Lego Racers also looks really good on some machines. All of the tracks (which are really well designed) feature all sort of Lego related hazards, from Lego alligators to Lego booby traps. There are also a load of different background animations, like overhead Lego airplanes or flying saucers that not only add to the atmosphere of the game, but which also affect the way it plays (those flying saucers can cause all sorts of problems for you). Unfortunately, if you try and play the game with a TNT based card, many of the objects in the game appear blocky and glitchy, which ruins a lot of the feel. We managed to get the problem to replicate on every non-Voodoo machine we had in the office every time we played, so we consider this to be a pretty serious problem. It also must be said, while Lego Racers does look nice and delivers a quirky Toy World kind of feel, the visual impact of the game is not anywhere near the level of Revolt, the game's main competition.
But none of this really matters. The real thing to remember about Lego Racers is that, with the exception of a very simple split screen mode (you know, like back in the Commodore 64 era, when both players have to sit at the same keyboard to complete) there are no multiplayer options available. I can't emphasize enough how much this disappointed us. I mean, what's the point in collecting new bricks to build a cool new car if you can take it out to compete against your buddies' cool new cars? I'm not even going to tell you the impolite things that Steve and Vinnie said when they tore open their copies of this game only to discover that they could go head-to-head.

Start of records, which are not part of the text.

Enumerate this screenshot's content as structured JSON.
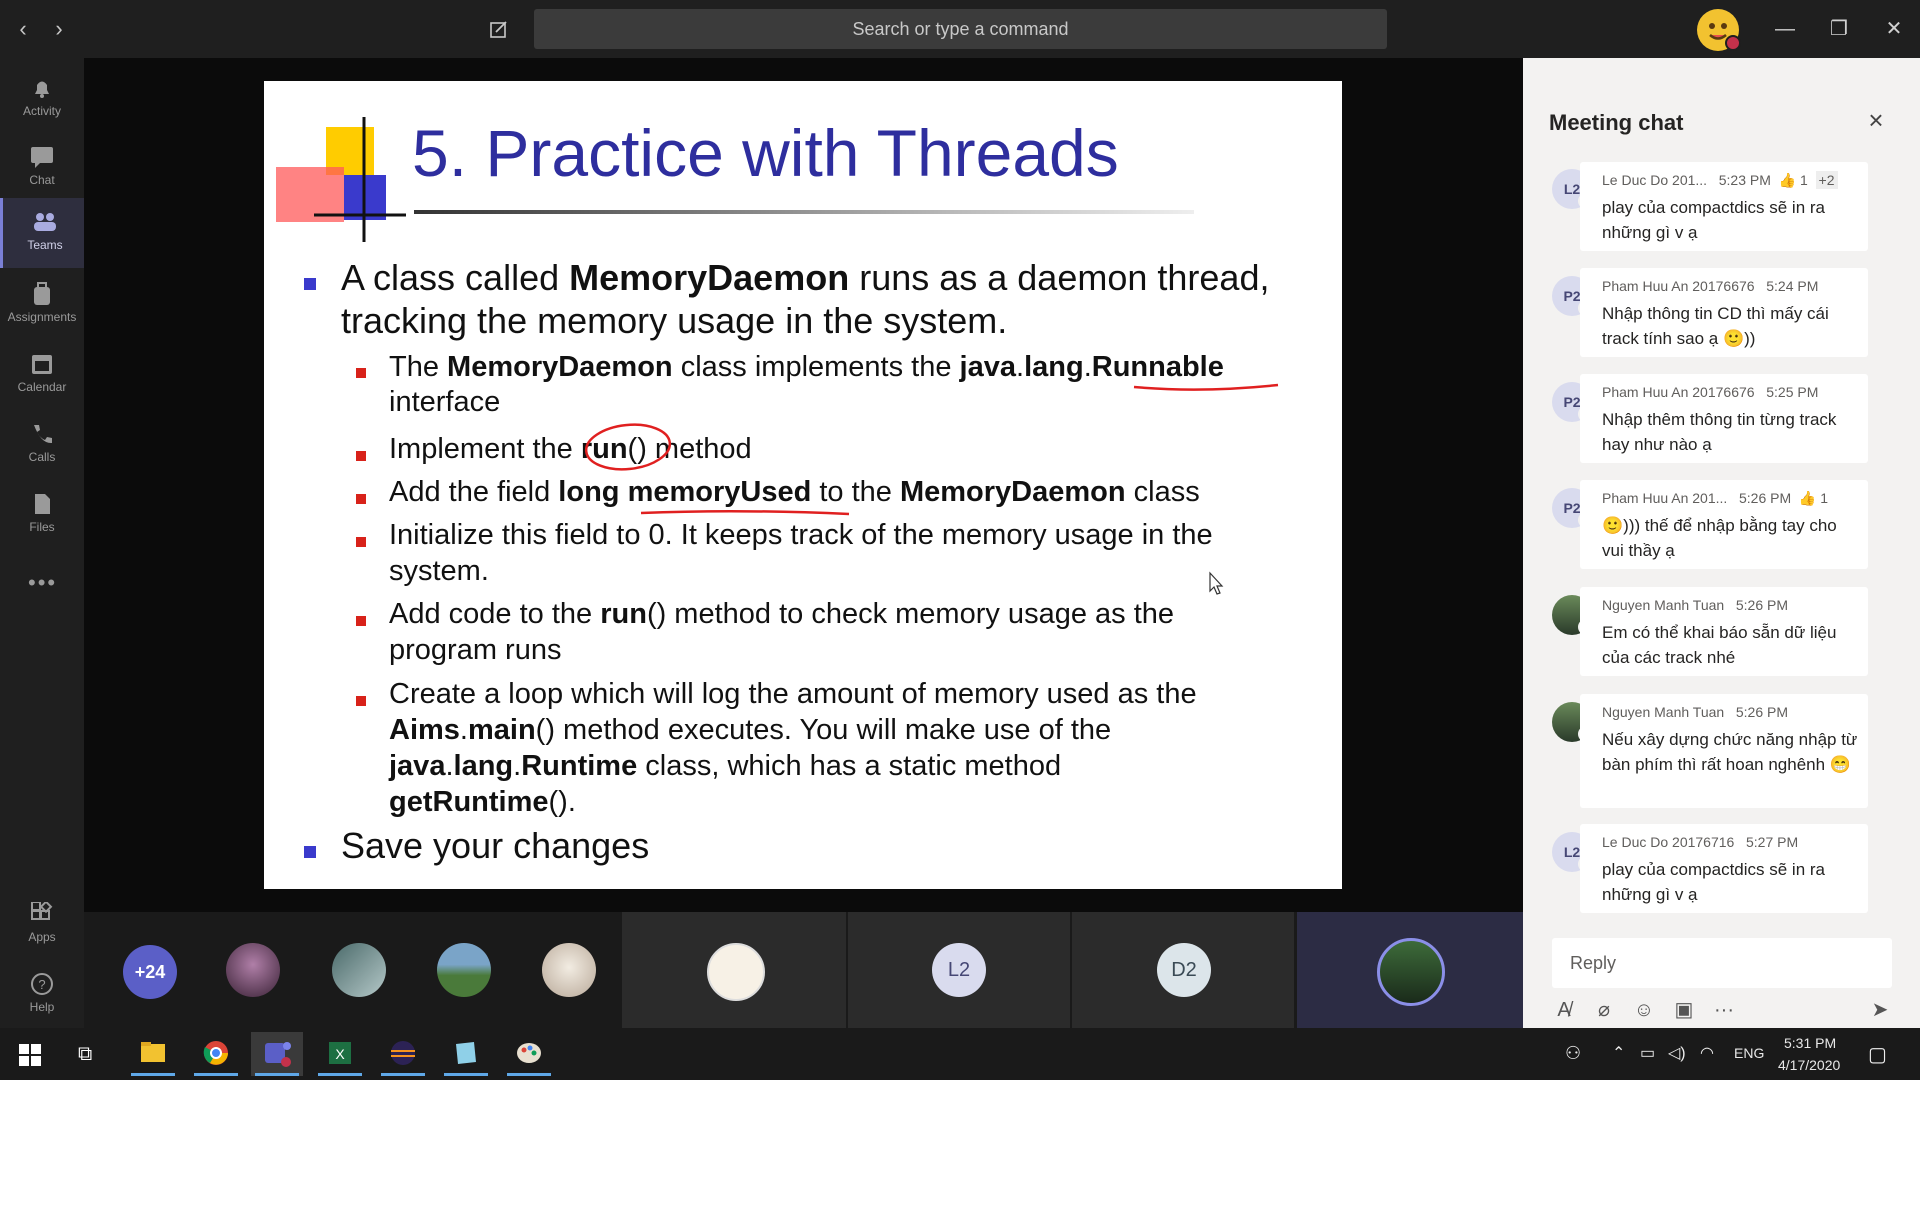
{
  "window": {
    "search_placeholder": "Search or type a command"
  },
  "rail": {
    "items": [
      {
        "label": "Activity",
        "icon": "bell-icon"
      },
      {
        "label": "Chat",
        "icon": "chat-icon"
      },
      {
        "label": "Teams",
        "icon": "teams-icon"
      },
      {
        "label": "Assignments",
        "icon": "backpack-icon"
      },
      {
        "label": "Calendar",
        "icon": "calendar-icon"
      },
      {
        "label": "Calls",
        "icon": "phone-icon"
      },
      {
        "label": "Files",
        "icon": "file-icon"
      }
    ],
    "apps_label": "Apps",
    "help_label": "Help"
  },
  "slide": {
    "title": "5. Practice with Threads",
    "bullets": {
      "b1_line1_pre": "A class called ",
      "b1_line1_bold": "MemoryDaemon",
      "b1_line1_post": " runs as a daemon thread,",
      "b1_line2": "tracking the memory usage in the system.",
      "s1_pre": "The ",
      "s1_bold1": "MemoryDaemon",
      "s1_mid": " class implements the ",
      "s1_bold2": "java",
      "s1_dot": ".",
      "s1_bold3": "lang",
      "s1_dot2": ".",
      "s1_bold4": "Runnable",
      "s1_line2": "interface",
      "s2_pre": "Implement the ",
      "s2_bold": "run",
      "s2_paren": "()",
      "s2_post": " method",
      "s3_pre": "Add the field ",
      "s3_bold1": "long",
      "s3_sp": " ",
      "s3_bold2": "memoryUsed",
      "s3_mid": " to the ",
      "s3_bold3": "MemoryDaemon",
      "s3_post": " class",
      "s4_line1": "Initialize this field to 0. It keeps track of the memory usage in the",
      "s4_line2": "system.",
      "s5_pre": "Add code to the ",
      "s5_bold": "run",
      "s5_post": "() method to check memory usage as the",
      "s5_line2": "program runs",
      "s6_line1": "Create a loop which will log the amount of memory used as the",
      "s6_bold1": "Aims",
      "s6_dot": ".",
      "s6_bold2": "main",
      "s6_post": "() method executes. You will make use of the",
      "s6_bold3": "java",
      "s6_dot2": ".",
      "s6_bold4": "lang",
      "s6_dot3": ".",
      "s6_bold5": "Runtime",
      "s6_post2": " class, which has a static method",
      "s6_bold6": "getRuntime",
      "s6_post3": "().",
      "b2": "Save your changes"
    }
  },
  "participants": {
    "overflow": "+24",
    "tiles": [
      {
        "initials": "L2"
      },
      {
        "initials": "D2"
      }
    ]
  },
  "chat": {
    "title": "Meeting chat",
    "messages": [
      {
        "initials": "L2",
        "name": "Le Duc Do 201...",
        "time": "5:23 PM",
        "reaction": "👍 1",
        "extra": "+2",
        "text": "play của compactdics sẽ in ra những gì v ạ",
        "status": "busy"
      },
      {
        "initials": "P2",
        "name": "Pham Huu An 20176676",
        "time": "5:24 PM",
        "reaction": "",
        "extra": "",
        "text": "Nhập thông tin CD thì mấy cái track tính sao ạ 🙂))",
        "status": "busy"
      },
      {
        "initials": "P2",
        "name": "Pham Huu An 20176676",
        "time": "5:25 PM",
        "reaction": "",
        "extra": "",
        "text": "Nhập thêm thông tin từng track hay như nào ạ",
        "status": "busy"
      },
      {
        "initials": "P2",
        "name": "Pham Huu An 201...",
        "time": "5:26 PM",
        "reaction": "👍 1",
        "extra": "",
        "text": "🙂))) thế để nhập bằng tay cho vui thầy ạ",
        "status": "busy"
      },
      {
        "initials": "",
        "name": "Nguyen Manh Tuan",
        "time": "5:26 PM",
        "reaction": "",
        "extra": "",
        "text": "Em có thể khai báo sẵn dữ liệu của các track nhé",
        "status": "away"
      },
      {
        "initials": "",
        "name": "Nguyen Manh Tuan",
        "time": "5:26 PM",
        "reaction": "",
        "extra": "",
        "text": "Nếu xây dựng chức năng nhập từ bàn phím thì rất hoan nghênh 😁",
        "status": "away"
      },
      {
        "initials": "L2",
        "name": "Le Duc Do 20176716",
        "time": "5:27 PM",
        "reaction": "",
        "extra": "",
        "text": "play của compactdics sẽ in ra những gì v ạ",
        "status": "busy"
      }
    ],
    "reply_placeholder": "Reply"
  },
  "taskbar": {
    "language": "ENG",
    "time": "5:31 PM",
    "date": "4/17/2020"
  },
  "colors": {
    "slide_title": "#2e2e9e",
    "accent": "#7a7fd6",
    "busy": "#c4314b",
    "away": "#f8d22a"
  }
}
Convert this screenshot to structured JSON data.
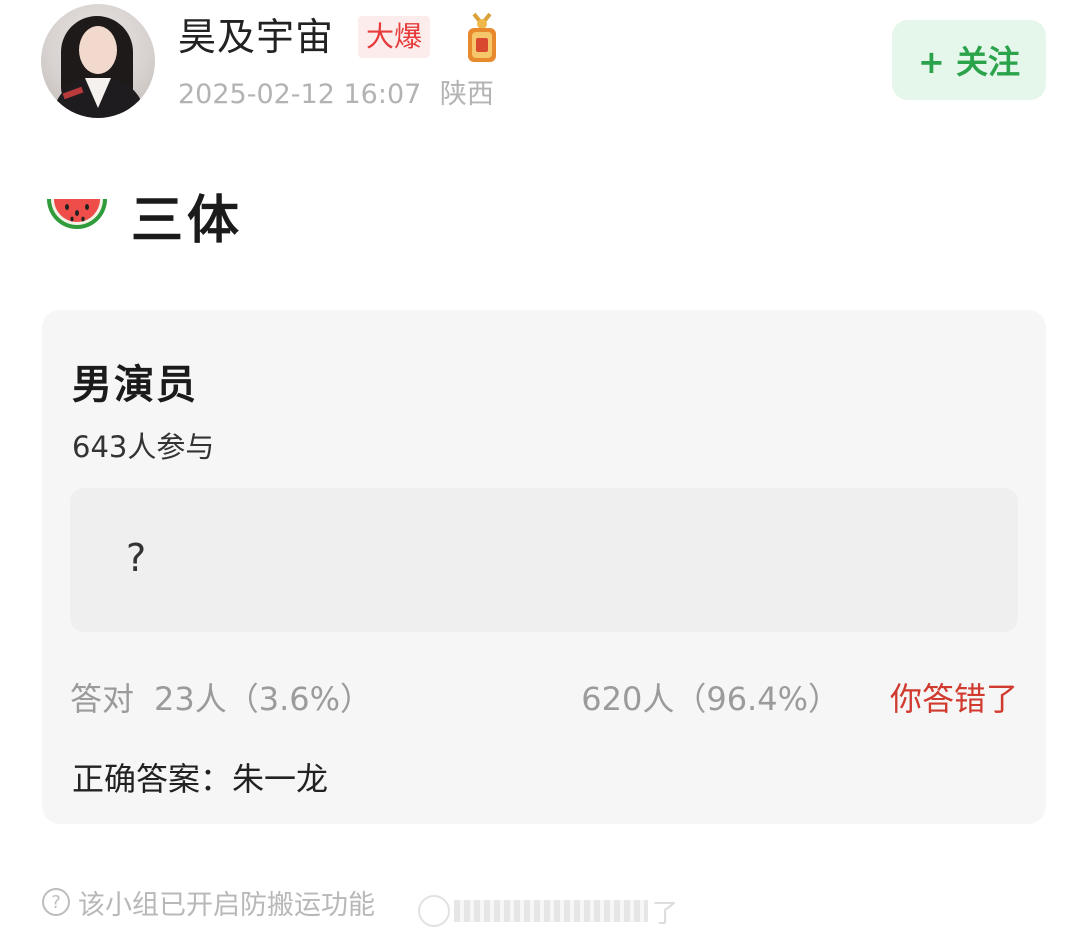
{
  "header": {
    "username": "昊及宇宙",
    "badge": "大爆",
    "timestamp": "2025-02-12 16:07",
    "location": "陕西",
    "follow_label": "+ 关注"
  },
  "post": {
    "title": "三体",
    "title_icon": "watermelon-icon"
  },
  "quiz": {
    "question_title": "男演员",
    "participants": "643人参与",
    "answer_placeholder": "?",
    "correct_label": "答对",
    "correct_stat": "23人（3.6%）",
    "wrong_stat": "620人（96.4%）",
    "wrong_note": "你答错了",
    "correct_answer": "正确答案：朱一龙"
  },
  "footer": {
    "notice": "该小组已开启防搬运功能",
    "watermark_tail": "了"
  },
  "colors": {
    "follow_green": "#2aa34a",
    "badge_red": "#e53b3b",
    "wrong_red": "#d13b2f",
    "card_bg": "#f6f6f6"
  }
}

I really liked Lego Racers. The single player game was really challenging and took me quite a while to finish. I thought the track layout and construction options were inspired and, as a Lego fan, just the idea of the game itself really appeals to me. The problem is, the game just isn't finished. With another few months, the developers could have put in a network mode and play tested the game long enough to solve all of the compatibility issues. As it stands, I would recommend this game only to Voodoo owners who are really into Lego, or to gamers who don't plan to play over the modem or network anyway.
-- Trent C. Ward